The military council also said that it had ordered an investigation of the causes of the clashes and would take legal action “against anyone who is proven to have been involved in the events.”
The Muslim Brotherhood, Egypt’s most organized political force, said Monday that its Freedom and Justice Party had suspended campaign activities because of the unrest. But the party insisted that elections, the country’s first since Mubarak’s ouster, be held as scheduled. Several other candidates suspended their campaigns over the weekend.
The Brotherhood’s party also said in a statement late Monday that it would not participate in further protests, worried that the swelling revolt could undercut the elections, in which it expects to do well.
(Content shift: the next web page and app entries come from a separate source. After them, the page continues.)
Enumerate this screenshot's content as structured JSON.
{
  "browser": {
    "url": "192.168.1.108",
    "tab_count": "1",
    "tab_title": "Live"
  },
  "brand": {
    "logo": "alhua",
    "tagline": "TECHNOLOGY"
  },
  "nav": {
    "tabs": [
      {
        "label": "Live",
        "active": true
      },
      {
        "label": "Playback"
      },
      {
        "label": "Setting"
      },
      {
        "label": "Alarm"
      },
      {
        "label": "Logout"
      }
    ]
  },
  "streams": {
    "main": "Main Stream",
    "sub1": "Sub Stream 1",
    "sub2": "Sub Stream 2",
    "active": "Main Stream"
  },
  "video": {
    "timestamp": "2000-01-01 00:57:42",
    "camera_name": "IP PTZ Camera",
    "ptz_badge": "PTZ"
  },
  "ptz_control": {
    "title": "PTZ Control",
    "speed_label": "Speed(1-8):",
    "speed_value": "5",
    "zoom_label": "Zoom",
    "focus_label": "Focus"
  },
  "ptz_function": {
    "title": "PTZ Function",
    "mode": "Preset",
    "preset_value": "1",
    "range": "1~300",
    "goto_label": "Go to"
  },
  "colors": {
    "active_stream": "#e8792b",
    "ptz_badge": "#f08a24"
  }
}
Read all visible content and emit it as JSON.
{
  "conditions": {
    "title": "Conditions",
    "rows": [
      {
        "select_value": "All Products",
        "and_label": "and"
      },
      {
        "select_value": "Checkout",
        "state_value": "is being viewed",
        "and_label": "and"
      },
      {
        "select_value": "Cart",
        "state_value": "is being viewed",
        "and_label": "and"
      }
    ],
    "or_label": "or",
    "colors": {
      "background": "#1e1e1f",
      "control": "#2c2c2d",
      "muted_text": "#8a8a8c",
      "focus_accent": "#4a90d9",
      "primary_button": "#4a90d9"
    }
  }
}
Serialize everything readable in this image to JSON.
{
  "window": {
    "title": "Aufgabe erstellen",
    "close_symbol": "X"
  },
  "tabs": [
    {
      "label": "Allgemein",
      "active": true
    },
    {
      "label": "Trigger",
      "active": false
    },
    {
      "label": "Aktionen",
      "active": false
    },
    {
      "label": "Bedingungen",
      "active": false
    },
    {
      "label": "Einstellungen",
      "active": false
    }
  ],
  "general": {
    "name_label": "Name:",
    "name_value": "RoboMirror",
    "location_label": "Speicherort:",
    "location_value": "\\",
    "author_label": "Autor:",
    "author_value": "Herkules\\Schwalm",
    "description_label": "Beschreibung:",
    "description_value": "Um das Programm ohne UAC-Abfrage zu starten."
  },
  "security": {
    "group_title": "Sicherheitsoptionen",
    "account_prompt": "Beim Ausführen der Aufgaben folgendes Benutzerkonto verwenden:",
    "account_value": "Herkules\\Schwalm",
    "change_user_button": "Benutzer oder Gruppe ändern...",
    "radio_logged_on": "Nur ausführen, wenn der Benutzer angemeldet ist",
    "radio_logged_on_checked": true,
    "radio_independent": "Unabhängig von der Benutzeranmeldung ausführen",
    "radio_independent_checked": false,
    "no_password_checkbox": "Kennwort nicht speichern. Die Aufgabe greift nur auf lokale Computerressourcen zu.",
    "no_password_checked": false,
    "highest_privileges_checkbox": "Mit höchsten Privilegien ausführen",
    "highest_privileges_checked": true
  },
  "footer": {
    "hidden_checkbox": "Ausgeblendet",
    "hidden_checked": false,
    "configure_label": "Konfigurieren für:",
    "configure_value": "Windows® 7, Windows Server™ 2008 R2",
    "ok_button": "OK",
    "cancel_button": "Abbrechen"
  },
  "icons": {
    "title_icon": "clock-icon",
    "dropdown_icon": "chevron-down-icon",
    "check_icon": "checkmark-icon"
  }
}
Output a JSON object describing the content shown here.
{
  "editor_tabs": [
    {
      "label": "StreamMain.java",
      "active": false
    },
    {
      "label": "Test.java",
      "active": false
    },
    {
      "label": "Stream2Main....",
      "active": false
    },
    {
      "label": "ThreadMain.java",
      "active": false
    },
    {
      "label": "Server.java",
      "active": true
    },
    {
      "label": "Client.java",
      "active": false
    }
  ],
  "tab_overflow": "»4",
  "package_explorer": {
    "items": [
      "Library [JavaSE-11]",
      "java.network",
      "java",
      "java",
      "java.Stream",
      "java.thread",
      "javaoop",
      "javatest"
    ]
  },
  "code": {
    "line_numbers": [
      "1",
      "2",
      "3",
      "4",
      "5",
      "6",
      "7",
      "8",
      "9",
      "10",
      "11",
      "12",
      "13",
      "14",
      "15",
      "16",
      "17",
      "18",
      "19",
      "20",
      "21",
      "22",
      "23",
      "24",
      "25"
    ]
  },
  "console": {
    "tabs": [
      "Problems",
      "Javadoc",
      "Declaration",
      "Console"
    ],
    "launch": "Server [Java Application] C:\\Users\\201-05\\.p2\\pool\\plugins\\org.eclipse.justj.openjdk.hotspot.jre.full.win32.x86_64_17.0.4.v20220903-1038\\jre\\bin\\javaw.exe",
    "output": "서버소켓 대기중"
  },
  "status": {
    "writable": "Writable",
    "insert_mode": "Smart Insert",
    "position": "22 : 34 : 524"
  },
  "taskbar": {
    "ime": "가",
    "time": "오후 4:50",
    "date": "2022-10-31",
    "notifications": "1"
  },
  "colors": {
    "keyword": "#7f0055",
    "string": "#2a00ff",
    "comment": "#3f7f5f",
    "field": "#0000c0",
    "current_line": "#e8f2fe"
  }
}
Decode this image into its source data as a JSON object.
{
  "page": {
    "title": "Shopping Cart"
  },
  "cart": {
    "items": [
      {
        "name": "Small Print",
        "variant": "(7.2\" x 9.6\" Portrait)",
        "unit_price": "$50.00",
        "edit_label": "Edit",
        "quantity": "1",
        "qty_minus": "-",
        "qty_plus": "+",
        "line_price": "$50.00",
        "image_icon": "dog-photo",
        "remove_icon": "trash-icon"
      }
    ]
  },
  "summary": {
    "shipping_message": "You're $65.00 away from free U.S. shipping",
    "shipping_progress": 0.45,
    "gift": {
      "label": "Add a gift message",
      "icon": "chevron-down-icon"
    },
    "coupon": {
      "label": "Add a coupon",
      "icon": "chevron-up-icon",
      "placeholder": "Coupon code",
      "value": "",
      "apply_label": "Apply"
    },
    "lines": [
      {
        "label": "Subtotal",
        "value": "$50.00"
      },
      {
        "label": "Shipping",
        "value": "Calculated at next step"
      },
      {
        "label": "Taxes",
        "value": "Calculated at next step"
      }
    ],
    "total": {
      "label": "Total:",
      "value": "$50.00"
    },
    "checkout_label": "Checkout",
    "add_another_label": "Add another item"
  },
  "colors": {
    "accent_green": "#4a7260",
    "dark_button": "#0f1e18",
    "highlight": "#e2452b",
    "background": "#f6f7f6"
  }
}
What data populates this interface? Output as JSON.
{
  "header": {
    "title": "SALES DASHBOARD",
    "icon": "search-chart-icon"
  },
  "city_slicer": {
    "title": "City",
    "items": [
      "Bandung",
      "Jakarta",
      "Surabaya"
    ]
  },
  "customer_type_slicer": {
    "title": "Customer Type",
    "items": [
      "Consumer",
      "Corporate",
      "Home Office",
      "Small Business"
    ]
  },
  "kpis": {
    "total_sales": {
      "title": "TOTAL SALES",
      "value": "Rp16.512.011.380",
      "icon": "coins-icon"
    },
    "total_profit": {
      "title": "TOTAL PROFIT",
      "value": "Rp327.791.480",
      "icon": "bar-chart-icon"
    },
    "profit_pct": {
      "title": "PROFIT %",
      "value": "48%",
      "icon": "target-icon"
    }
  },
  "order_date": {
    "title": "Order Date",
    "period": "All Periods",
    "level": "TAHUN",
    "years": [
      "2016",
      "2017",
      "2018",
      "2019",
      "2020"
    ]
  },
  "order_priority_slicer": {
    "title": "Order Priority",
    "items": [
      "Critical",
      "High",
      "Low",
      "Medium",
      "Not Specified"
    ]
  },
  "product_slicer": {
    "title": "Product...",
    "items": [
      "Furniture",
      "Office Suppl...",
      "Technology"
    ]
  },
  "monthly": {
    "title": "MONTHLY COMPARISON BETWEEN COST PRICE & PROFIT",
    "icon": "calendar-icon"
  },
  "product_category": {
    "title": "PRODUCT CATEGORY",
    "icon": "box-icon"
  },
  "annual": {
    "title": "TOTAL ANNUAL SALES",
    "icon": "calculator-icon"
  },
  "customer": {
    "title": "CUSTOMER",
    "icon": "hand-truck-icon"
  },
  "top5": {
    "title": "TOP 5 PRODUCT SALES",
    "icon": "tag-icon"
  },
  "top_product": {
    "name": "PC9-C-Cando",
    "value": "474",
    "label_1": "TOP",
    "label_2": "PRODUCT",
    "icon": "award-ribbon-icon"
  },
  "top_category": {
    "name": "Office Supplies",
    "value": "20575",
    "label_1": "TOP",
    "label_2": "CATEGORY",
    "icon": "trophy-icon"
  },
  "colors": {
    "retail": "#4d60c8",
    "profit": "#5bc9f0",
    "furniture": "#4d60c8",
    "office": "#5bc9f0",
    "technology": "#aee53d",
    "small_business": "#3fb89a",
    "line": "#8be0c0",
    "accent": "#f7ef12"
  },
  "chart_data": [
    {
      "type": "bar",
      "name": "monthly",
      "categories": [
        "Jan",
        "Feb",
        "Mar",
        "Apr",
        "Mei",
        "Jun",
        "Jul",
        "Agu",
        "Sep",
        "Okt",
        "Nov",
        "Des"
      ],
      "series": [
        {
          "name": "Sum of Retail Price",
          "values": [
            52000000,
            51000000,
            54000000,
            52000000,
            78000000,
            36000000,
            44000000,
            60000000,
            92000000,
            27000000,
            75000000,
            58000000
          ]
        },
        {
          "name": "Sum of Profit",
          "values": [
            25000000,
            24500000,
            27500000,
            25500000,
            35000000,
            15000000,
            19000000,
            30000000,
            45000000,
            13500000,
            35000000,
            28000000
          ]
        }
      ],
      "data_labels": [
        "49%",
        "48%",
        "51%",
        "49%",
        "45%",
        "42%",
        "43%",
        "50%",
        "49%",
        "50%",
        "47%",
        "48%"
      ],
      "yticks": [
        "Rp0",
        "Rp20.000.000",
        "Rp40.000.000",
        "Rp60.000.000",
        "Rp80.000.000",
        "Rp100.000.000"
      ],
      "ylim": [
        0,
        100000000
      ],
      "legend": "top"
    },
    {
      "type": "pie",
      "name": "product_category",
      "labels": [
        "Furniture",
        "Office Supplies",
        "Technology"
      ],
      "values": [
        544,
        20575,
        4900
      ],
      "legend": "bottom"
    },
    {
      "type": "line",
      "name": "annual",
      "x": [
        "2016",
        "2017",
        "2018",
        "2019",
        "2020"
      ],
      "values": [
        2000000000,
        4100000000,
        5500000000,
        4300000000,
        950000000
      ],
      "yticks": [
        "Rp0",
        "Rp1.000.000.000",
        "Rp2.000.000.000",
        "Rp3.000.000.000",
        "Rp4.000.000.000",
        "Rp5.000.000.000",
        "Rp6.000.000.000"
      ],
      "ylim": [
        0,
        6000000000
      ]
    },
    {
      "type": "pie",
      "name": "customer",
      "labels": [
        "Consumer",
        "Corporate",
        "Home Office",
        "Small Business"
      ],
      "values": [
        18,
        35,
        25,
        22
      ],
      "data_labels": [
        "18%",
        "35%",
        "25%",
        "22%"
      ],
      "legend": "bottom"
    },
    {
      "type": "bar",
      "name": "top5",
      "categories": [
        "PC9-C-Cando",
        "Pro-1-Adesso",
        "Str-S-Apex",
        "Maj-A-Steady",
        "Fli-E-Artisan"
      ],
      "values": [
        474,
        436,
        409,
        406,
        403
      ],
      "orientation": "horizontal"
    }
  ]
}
The pressure against the ruling council began to build Friday, when the Muslim Brotherhood and Salafists, who follow a rigid form of Islam, took to the streets in large numbers to demand a quick transition to civilian rule and limits on the military’s power.
Most Islamists had left Tahrir Square by Friday night, but a small group of protesters remained, and their ranks have continued to swell. They have been battling riot police since Saturday, when authorities attempted to prevent them from setting up a permanent protest camp. Those who have been on the front lines for days said they would not back down until the military chiefs step aside.
The protests started without evident organization, much like those that began in January and mushroomed into an 18-day national revolt. The first to take to the streets were for the most part young and liberal activists. When images of a sustained and violent confrontation with police spread online and on television, throngs joined in outrage. In both cases, political leaders opposed to the government appeared to play, at best, marginal roles in the demonstrations.
“It’s either us or them,” protester Ahmed Aggour, 23, said in Tahrir Square on Monday, looking dazed after being shot in the face with a rubber bullet. “Most probably it’s going to be us. We have conviction. They don’t.”
Activists predicted a protracted battle, noting that the generals who replaced Mubarak at the country’s helm also have much at stake.
“To the military leaders, Mubarak’s mistake is he gave concessions to the protesters,” said Hossam Bahgat, a prominent human rights activist in Cairo. “We’re seeing a wholehearted attack not just on the protesters, but on civic society and the media.”
Just outside Tahrir Square, some Egyptians said they were afraid that the confrontation would plunge the country into a deeper crisis.
Shaman Houshi, 22, who works at a bakery, said business has ceased since the new wave of protests began Friday. She said she supported the initial revolution, but not the ongoing effort to unseat the military chiefs.
“Now the people don’t know what they are trying to do,” she said.
Down the street, merchant Adel Mortde, 30, said he hopes the military clears the square — even if it takes a bloodbath.
“I didn’t like Hosni Mubarak,” Mortde said. “But I hate chaos.”
Special correspondent Ingy Hassieb contributed to this report.